One warm up cast and on the second one a fish boiled some 70ft from the boat, at 12hrs. One cast between his eyes, a couple of twitches and bang! I set the hook some three or four times, tried to start a fight and when the “bad-back-bell” rang I had nothing to do but pass the rod to Tom, a very nice guy sharing the boat with us. My stomach by then was at Defcon 5, and roaring its ugly head! I was happy though, I had hooked my tuna and the guys were happy too because they could fight it. Big deal for an old man like me!
Now, the great thing about having somebody fighting a nearly 200lb Bluefin when Capt. Dom ( is at the helm is that the show that he puts together is already worth the trip. His yells and screams are unique and can be heard probably around the whole of New England, such is his passion for fishing and his great expertise in popping and jigging for Bluefins. Domenico is a great deal of fun, very motivating and always cheering up the crew. No doubt that he is among the best skippers I ever had the pleasure to fish with.
We had no more fish that day, few swirls, followers but no mo takes.

The following day we headed to Boston for a photo tour. The weather was nearly perfect, amazing blue skies, no wind, and reasonably warm. I don’t know how many photos we took but I had an absolute blast. I took my tripod with me and set it on every corner, park, building, tree that I found attractive. If cameras could melt for abuse my D90 would now be like a Dali sculpture.

Second fishing round. Nice weather, nice seas, happy me. On the boat with us a very good friend, Kil Song, who I have never met in person but talked to several times, during the last few years. It was truly like meeting a buddy from college time, and I was truly happy to finally meet him in person.

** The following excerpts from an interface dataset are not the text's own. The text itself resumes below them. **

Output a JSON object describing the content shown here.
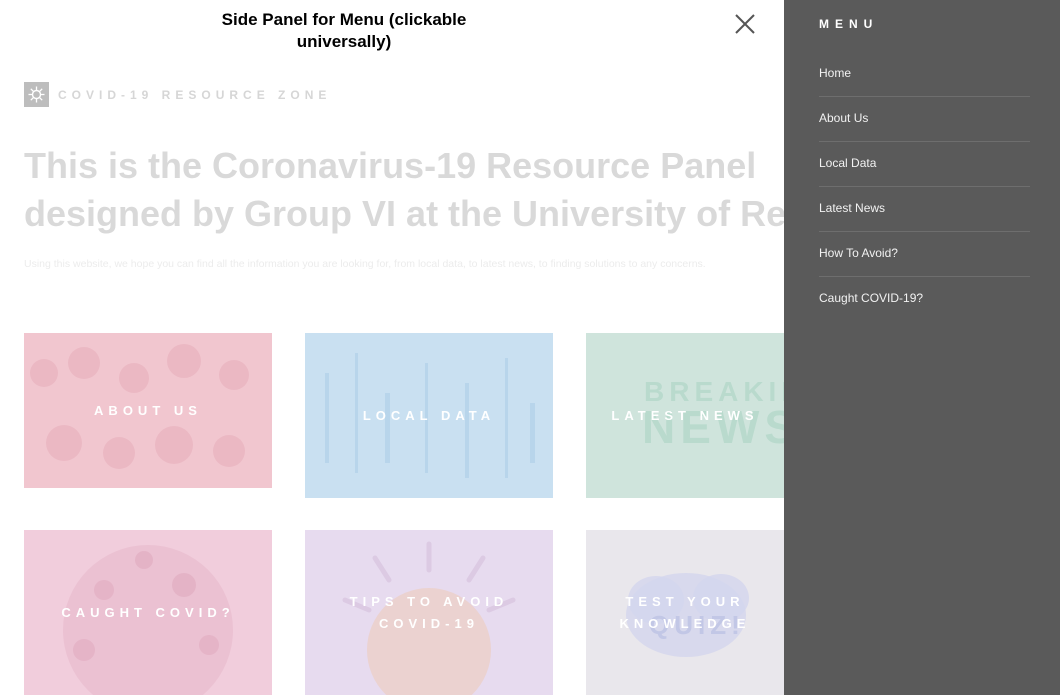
{
  "annotation": {
    "line1": "Side Panel for Menu (clickable",
    "line2": "universally)"
  },
  "brand": {
    "name": "COVID-19 RESOURCE ZONE",
    "icon": "virus-icon"
  },
  "headline": {
    "line1": "This is the Coronavirus-19 Resource Panel",
    "line2": "designed by Group VI at the University of Reading."
  },
  "subtext": "Using this website, we hope you can find all the information you are looking for, from local data, to latest news, to finding solutions to any concerns.",
  "tiles": [
    {
      "label": "ABOUT US",
      "color": "#f1c6cf"
    },
    {
      "label": "LOCAL DATA",
      "color": "#c9e0f1"
    },
    {
      "label": "LATEST NEWS",
      "art_text1": "BREAKING",
      "art_text2": "NEWS",
      "color": "#cfe4dc"
    },
    {
      "label": "CAUGHT COVID?",
      "color": "#f1cddc"
    },
    {
      "label1": "TIPS TO AVOID",
      "label2": "COVID-19",
      "color": "#e7dbef"
    },
    {
      "label1": "TEST YOUR",
      "label2": "KNOWLEDGE",
      "art_text": "QUIZ!",
      "color": "#e9e7ec"
    }
  ],
  "close_icon": "close-icon",
  "menu": {
    "title": "MENU",
    "items": [
      {
        "label": "Home"
      },
      {
        "label": "About Us"
      },
      {
        "label": "Local Data"
      },
      {
        "label": "Latest News"
      },
      {
        "label": "How To Avoid?"
      },
      {
        "label": "Caught COVID-19?"
      }
    ]
  },
  "colors": {
    "panel_bg": "#5a5a5a",
    "headline_faded": "#d9d9d9"
  }
}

With him Willie, a very nice and polite guy, very much looking forward to his first tête a tête with a Giant. Kil is a very experienced Tuna fisherman, way more than myself, and have already fished Steelwagon ban some 20+ times this season. Even though he was the eldest on board he kicked our ass big time with a magnificent 3 strikes X 2 fish caught, one on jigs and the other on a stickbait. Willie fought a fish that Dom has hooked and Mario, hooked his freight train at the very end of the day and lost it at the leader because the wire of the lure broke, but Dom has the mono in his hands so the fish was ethically caught. We did the Longhorn Steak House thing again, and boy, did we have a good time or what!

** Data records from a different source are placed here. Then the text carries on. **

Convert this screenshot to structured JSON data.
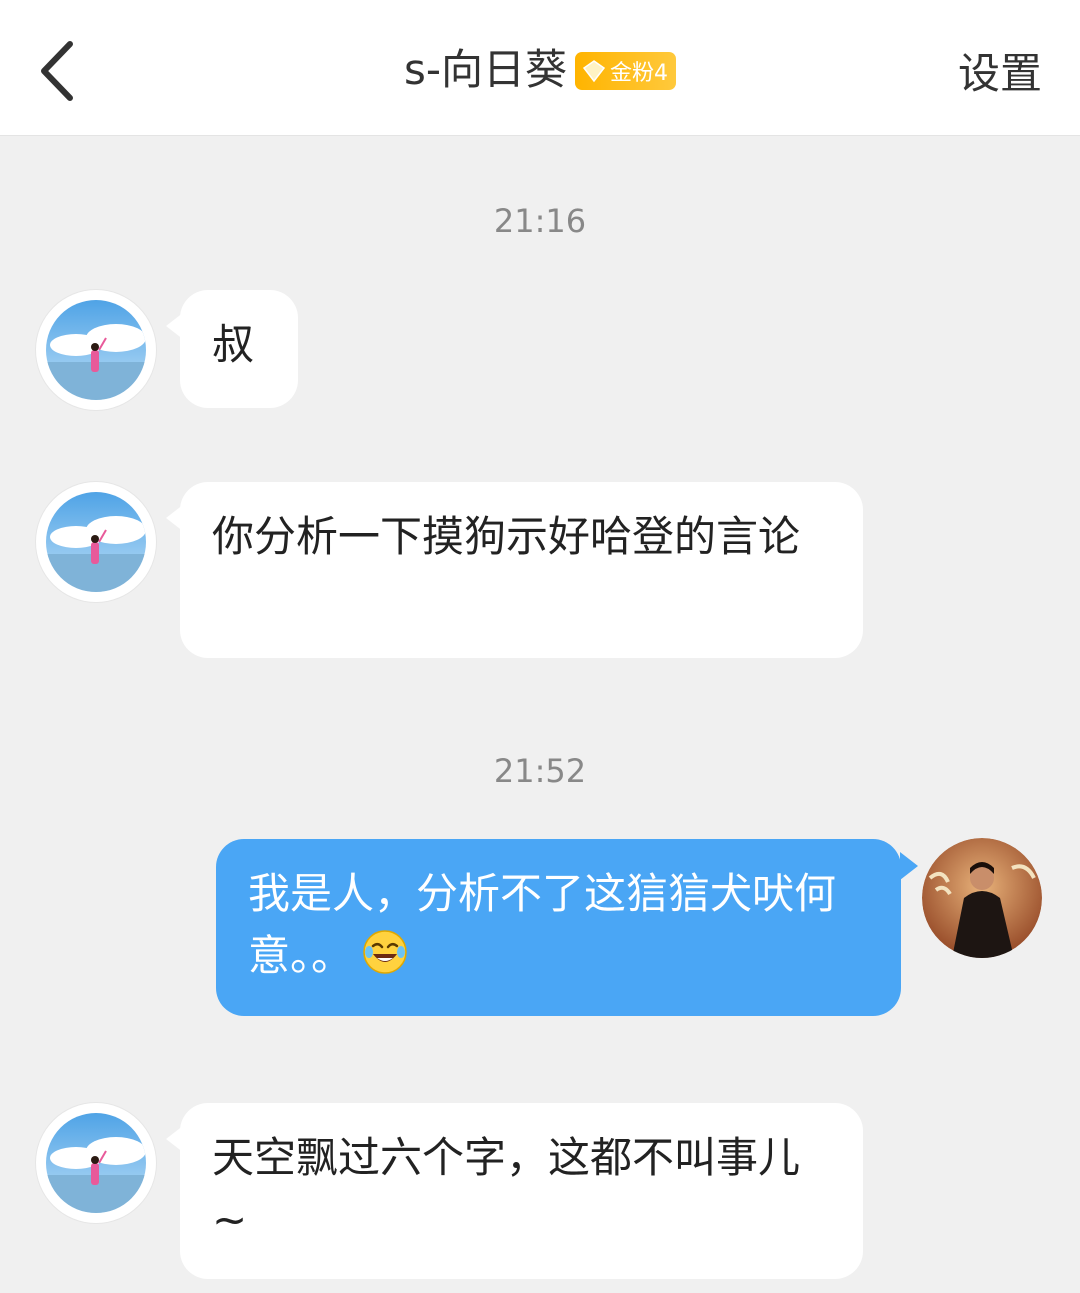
{
  "header": {
    "title": "s-向日葵",
    "fan_badge": "金粉4",
    "settings_label": "设置"
  },
  "messages": [
    {
      "time": "21:16"
    },
    {
      "side": "in",
      "text": "叔"
    },
    {
      "side": "in",
      "text": "你分析一下摸狗示好哈登的言论"
    },
    {
      "time": "21:52"
    },
    {
      "side": "out",
      "text": "我是人，分析不了这狺狺犬吠何意。。",
      "emoji": "laughing-crying"
    },
    {
      "side": "in",
      "text": "天空飘过六个字，这都不叫事儿~"
    }
  ],
  "colors": {
    "outgoing_bubble": "#4aa6f5",
    "incoming_bubble": "#ffffff",
    "background": "#f0f0f0",
    "badge": "#ffb400"
  }
}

After one day of photos in Plymouth, where we had a nice lunch with my friend Peter Johnson of Roberts Lures, the last morning we left…well at night. Crazy Dom picked us up at 04:30, there was ice on the boat and I can promise you that it was freezing. Right at the mouth of the harbour we lost the sensitivity of our faces and after less than 5 miles we had no more sensitivity in our fingers or hands whatsoever. The Tunas seemed to be less active, I’m sure the cold night had something to do with their behaviour and we didn’t manage to raise a single fish to a surface lure. Thus, after a radio call from a friend’s boat, Mario first and myself 4 minutes later both hooked and lots two nice fish. Mario’s broke the braid and mine simply spit the hook. Dom had a further bite too but even though we put the lures on the head of many animals, we ended up with skunked.

The last dinner in our favourite (and only) Japanese restaurant was delicious, and packing things to return home quite sad. We had finally experienced the most amazing popping and jigging that can be done in this planet. The wildest beats, the most challenging hunt you can ever hope for. I’ve been a GT fisherman for years, loved the Cuberas, Amberjack and large Dogtooth Tunas, but none of these fish get ever close to the sheer strength and power of a Bluefin. These things are the Ferrari, IVECO and Boeing of the whole biz. Things will never be the same again.

1 comment:

hector200 said...

excelente reseña, felicidades mi estimado, preciosos animales y muy buenas fotos.